Exercise —
Where a line of the listing below includes the word "Ctrl", reproduce that line.

Input for this task —
++++++++++

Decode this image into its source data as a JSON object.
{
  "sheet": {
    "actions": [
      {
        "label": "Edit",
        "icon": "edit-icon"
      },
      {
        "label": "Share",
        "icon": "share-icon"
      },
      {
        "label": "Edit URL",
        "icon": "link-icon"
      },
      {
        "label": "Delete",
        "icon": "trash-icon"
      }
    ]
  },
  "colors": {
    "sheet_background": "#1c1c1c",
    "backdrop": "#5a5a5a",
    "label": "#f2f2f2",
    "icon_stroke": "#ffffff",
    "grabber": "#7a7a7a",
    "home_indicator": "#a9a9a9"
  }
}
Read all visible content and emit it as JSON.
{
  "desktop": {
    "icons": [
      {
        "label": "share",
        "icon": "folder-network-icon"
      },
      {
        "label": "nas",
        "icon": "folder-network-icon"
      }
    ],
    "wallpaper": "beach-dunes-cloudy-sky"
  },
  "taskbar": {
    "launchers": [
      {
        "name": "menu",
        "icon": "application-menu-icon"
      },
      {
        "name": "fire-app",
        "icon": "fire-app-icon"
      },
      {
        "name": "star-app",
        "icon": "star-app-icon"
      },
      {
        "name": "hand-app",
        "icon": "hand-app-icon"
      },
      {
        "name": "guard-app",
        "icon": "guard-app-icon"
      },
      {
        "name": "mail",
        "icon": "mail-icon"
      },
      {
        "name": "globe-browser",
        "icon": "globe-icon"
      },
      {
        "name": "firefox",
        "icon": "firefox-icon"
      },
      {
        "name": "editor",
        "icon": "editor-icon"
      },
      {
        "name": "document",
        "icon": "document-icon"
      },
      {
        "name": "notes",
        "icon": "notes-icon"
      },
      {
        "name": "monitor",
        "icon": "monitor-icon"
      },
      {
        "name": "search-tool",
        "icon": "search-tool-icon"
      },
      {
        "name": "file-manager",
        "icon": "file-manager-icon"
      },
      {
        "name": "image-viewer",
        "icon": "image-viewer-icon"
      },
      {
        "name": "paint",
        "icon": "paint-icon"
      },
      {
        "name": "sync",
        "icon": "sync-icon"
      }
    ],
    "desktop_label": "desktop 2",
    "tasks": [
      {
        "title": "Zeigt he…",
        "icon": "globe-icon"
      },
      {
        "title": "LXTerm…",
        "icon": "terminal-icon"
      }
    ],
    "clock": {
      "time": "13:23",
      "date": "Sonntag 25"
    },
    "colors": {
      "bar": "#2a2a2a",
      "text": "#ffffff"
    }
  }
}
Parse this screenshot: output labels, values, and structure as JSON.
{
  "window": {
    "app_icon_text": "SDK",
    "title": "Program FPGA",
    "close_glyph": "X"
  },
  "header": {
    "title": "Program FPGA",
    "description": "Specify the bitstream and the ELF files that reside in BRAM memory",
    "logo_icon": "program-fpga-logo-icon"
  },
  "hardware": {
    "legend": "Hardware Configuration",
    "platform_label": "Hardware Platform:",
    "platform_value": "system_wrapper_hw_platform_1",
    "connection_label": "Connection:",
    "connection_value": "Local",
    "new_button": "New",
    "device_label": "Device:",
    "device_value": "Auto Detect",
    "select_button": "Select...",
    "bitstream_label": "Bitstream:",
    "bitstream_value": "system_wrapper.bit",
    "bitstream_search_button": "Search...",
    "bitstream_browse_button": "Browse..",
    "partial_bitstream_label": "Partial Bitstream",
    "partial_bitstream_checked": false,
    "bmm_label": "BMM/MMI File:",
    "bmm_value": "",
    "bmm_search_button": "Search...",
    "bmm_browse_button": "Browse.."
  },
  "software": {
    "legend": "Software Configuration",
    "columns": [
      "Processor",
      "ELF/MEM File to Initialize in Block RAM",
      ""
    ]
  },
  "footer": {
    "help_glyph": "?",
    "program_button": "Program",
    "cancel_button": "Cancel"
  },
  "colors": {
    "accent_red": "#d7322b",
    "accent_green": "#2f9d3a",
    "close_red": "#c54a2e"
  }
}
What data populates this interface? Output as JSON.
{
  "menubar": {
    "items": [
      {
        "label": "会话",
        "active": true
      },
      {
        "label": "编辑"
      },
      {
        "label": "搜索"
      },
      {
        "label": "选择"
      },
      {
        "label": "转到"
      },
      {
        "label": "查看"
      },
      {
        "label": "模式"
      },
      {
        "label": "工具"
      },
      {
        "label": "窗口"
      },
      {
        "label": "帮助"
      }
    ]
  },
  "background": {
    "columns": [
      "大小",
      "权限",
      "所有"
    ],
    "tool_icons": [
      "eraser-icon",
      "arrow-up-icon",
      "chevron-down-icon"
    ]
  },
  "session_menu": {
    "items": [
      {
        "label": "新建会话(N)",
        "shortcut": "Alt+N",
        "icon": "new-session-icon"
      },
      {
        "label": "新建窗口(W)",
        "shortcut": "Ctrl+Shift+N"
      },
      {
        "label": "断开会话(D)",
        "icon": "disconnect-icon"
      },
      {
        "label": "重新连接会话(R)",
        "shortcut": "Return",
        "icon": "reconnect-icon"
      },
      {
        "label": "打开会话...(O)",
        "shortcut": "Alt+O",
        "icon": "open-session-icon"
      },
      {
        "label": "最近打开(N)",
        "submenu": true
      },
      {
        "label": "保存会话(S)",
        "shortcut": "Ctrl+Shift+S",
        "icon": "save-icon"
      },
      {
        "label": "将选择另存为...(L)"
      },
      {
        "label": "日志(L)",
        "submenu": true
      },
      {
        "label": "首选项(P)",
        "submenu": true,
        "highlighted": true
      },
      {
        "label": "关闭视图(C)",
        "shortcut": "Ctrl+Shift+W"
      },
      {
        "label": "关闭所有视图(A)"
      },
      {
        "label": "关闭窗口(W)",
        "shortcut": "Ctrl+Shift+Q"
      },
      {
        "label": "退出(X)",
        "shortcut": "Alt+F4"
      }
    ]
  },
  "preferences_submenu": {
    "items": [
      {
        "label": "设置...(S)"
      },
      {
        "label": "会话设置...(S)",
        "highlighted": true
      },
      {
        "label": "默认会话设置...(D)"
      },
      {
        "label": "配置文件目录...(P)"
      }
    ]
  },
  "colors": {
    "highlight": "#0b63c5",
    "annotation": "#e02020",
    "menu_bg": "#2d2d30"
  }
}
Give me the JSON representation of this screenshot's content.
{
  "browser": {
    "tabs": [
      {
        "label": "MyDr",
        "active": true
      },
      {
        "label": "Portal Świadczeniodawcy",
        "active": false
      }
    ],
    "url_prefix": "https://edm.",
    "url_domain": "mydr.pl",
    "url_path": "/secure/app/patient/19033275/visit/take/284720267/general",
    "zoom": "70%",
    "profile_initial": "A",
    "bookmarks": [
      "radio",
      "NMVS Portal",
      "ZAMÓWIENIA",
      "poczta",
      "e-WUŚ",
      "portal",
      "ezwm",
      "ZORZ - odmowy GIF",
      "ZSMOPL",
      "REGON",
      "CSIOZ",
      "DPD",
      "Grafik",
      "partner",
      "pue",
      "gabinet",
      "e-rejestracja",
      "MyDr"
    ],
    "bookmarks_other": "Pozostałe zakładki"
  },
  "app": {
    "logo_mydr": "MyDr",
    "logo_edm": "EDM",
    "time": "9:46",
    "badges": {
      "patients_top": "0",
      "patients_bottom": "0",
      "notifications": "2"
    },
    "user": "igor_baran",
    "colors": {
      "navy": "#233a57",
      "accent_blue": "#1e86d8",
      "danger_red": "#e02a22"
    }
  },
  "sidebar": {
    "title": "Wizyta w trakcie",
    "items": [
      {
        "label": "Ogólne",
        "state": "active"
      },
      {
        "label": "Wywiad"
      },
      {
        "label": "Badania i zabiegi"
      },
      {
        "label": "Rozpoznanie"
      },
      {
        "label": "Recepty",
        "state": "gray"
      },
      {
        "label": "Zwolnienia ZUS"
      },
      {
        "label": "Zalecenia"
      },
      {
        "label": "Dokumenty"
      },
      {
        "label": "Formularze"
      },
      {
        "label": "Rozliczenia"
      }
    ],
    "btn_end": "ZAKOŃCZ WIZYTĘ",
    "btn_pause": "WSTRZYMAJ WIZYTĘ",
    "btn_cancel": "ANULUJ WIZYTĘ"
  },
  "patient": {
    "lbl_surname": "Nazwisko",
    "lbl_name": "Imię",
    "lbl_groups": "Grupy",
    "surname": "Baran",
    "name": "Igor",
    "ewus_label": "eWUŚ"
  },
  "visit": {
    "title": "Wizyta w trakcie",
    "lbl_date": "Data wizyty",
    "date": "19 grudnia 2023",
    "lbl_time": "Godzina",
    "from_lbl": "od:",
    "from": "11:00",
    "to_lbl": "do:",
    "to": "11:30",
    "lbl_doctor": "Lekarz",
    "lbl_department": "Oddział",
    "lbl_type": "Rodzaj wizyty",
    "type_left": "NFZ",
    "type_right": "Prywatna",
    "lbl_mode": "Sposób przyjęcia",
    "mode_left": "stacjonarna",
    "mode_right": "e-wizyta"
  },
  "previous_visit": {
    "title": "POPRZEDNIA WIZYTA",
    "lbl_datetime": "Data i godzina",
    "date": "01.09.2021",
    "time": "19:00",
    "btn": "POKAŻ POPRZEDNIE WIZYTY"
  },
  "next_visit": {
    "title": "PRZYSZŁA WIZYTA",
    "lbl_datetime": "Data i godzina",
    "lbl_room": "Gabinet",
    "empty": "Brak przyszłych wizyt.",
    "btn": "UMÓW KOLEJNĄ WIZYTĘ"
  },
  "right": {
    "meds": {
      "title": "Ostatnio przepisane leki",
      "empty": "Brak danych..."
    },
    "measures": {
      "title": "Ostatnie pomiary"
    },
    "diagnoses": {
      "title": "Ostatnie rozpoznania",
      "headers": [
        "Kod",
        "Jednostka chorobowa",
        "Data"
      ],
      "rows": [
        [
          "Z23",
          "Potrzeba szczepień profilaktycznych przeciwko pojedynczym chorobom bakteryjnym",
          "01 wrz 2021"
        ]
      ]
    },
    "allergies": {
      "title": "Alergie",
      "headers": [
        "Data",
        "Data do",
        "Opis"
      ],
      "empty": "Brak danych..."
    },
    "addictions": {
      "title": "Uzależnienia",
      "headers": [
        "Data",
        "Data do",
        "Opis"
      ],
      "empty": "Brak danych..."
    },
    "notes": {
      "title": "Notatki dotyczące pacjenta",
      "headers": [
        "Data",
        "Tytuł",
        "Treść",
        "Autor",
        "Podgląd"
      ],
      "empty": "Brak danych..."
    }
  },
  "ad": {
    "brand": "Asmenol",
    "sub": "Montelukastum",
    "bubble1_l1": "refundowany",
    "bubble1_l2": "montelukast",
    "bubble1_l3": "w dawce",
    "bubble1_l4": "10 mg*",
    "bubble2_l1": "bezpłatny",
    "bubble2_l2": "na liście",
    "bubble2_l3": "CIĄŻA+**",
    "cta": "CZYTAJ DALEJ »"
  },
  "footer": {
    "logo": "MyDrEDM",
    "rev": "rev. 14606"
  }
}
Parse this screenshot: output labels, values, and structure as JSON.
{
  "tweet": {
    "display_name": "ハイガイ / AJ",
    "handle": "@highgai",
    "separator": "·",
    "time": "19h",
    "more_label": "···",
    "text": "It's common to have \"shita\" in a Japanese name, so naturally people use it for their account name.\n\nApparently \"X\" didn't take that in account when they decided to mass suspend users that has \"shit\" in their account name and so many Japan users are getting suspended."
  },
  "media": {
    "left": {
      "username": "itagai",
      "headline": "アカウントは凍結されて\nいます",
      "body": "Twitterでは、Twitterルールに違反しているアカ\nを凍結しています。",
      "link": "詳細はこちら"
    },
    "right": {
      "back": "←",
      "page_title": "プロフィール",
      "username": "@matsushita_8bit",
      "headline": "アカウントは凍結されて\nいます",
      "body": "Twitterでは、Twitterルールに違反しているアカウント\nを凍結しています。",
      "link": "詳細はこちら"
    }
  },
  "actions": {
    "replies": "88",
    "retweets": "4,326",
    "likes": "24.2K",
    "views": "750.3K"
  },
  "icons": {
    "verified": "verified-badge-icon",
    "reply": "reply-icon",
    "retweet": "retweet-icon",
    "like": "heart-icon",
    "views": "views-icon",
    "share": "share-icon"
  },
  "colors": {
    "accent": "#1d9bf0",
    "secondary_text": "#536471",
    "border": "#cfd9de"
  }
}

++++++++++

Solution for this exercise —
        "shortcut": "Ctrl+Shift+N"
        "shortcut": "Ctrl+Shift+S",
        "shortcut": "Ctrl+Shift+W"
        "shortcut": "Ctrl+Shift+Q"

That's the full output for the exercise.